Home prices nationally fell in the first quarter, confounding predictions that the residential real estate downturn was nearing bottom.
New-home sales also continued their year-over-year decline in April while showing a slight improvement from the revised March numbers.
Prices tracked by Standard & Poor's Case-Shiller National Index showed a 14.1 percent decline from the 2007 first quarter.
The quarterly composite index tracks prices in more than 100 metropolitan areas in nine census tracts, including Philadelphia.
"The steep downturn in residential real estate continues," David M. Blitzer, chairman of the index committee at Standard & Poor's, said today. "There are very few silver linings that one can see in the data."
Case-Shiller painted a gloomier picture of home prices than last week's Office of Federal Housing Enterprise Oversight's purchase-only quarterly index, which showed only a 3.1 percent drop in those census tracts.
Case-Shiller's monthly 20-city index, which does not include Philadelphia but does cover some of the hardest-hit metropolitan areas in the country, including areas with the highest foreclosure rates, fell 14.4 percent in March from March 2007.
Nineteen of the 20 reported declines. Six - Las Vegas, Los Angeles, Miami, Phoenix, San Diego and San Francisco - are now at negative rates exceeding 20 percent.
Case-Shiller indexes have flaws, said Patrick Newport, housing economist at Global Insight Inc., of Lexington, Mass.
The national index excludes 13 states and partially covers 29 others.
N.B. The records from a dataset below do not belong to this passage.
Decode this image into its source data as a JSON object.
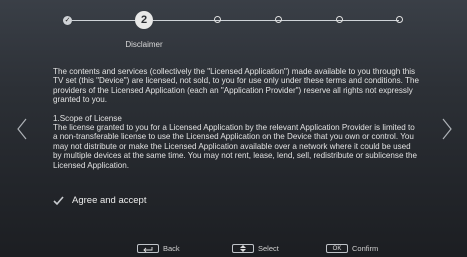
{
  "stepper": {
    "done_mark": "✓",
    "current_step": "2",
    "current_caption": "Disclaimer",
    "total_steps": 6
  },
  "body": {
    "intro": "The contents and services (collectively the \"Licensed Application\") made available to you through this TV set (this \"Device\") are licensed, not sold, to you for use only under these terms and conditions. The providers of the Licensed Application (each an \"Application Provider\") reserve all rights not expressly granted to you.",
    "section_title": "1.Scope of License",
    "section_text": "The license granted to you for a Licensed Application by the relevant Application Provider is limited to a non-transferable license to use the Licensed Application on the Device that you own or control. You may not distribute or make the Licensed Application available over a network where it could be used by multiple devices at the same time. You may not rent, lease, lend, sell, redistribute or sublicense the Licensed Application."
  },
  "agree": {
    "label": "Agree and accept",
    "checked": true
  },
  "footer": {
    "back_label": "Back",
    "select_label": "Select",
    "ok_key": "OK",
    "confirm_label": "Confirm"
  },
  "icons": {
    "prev": "chevron-left-icon",
    "next": "chevron-right-icon",
    "check": "checkmark-icon",
    "back": "return-arrow-icon",
    "select": "up-down-arrow-icon"
  }
}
The city indexes are disproportionately represented with cities that experienced housing bubbles.
Still, Newport said, it was possible that the indexes were dropping more than the numbers indicate because the calculations do not include non-price incentives - for example, the seller paying for renovations or helping with financing - that effectively lower the sale price.
Sales of new single-family houses in April fell 42 percent nationally from April 2007, the Census Bureau said today - the biggest drop since September 1981.
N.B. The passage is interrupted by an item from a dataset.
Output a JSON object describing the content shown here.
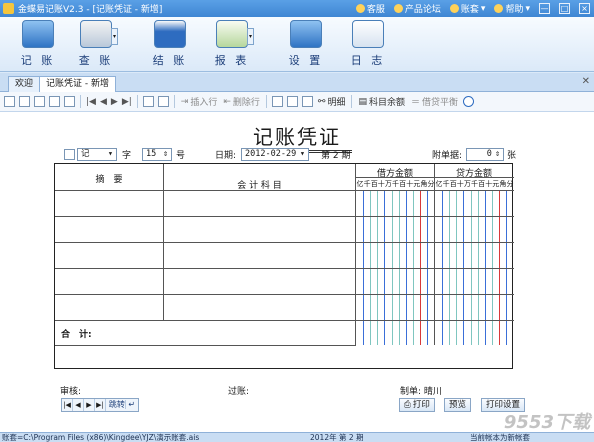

"Our latest builder surveys actually show that home buying has not yet stabilized, and we are anticipating some further erosion over the coming months," said David Seiders, National Association of Home Builders chief economist.
The Northeast had the highest year-over-year drop at 58 percent.
Sales in the region rose 41.7 percent in April from March, however.
Month-to-month, sales nationally rose 3.3 percent.
April's median new-home sales price was $246,100, up 1.5 percent from $242,500 in April 2007. In March, new-home prices were 14.7 percent lower than March 2007.
Newport said that because the monthly prices jumped around so much, a better measure of change was the Census Bureau's constant-quality price index, which showed first-quarter prices 7.65 percent lower than a year earlier.
The seasonally adjusted estimate of new houses for sale at the end of April was 456,000. This represents a supply of 10.6 months at the current sales rate.
The peak was 575,000 two years ago.
"This is the silver lining in the new-home sales data," said Moody's Economy.com chief economist Mark Zandi. "Even though sales are abysmally low, inventories of unsold homes are falling. There is a long way to go as a normal level of inventory is 300,000, but the market is moving in the right direction."
Completed homes accounted for 40 percent of the total for sale, up from 33 percent a year earlier, and the median number of months for sale since completion rose to eight – the highest since mid-1991.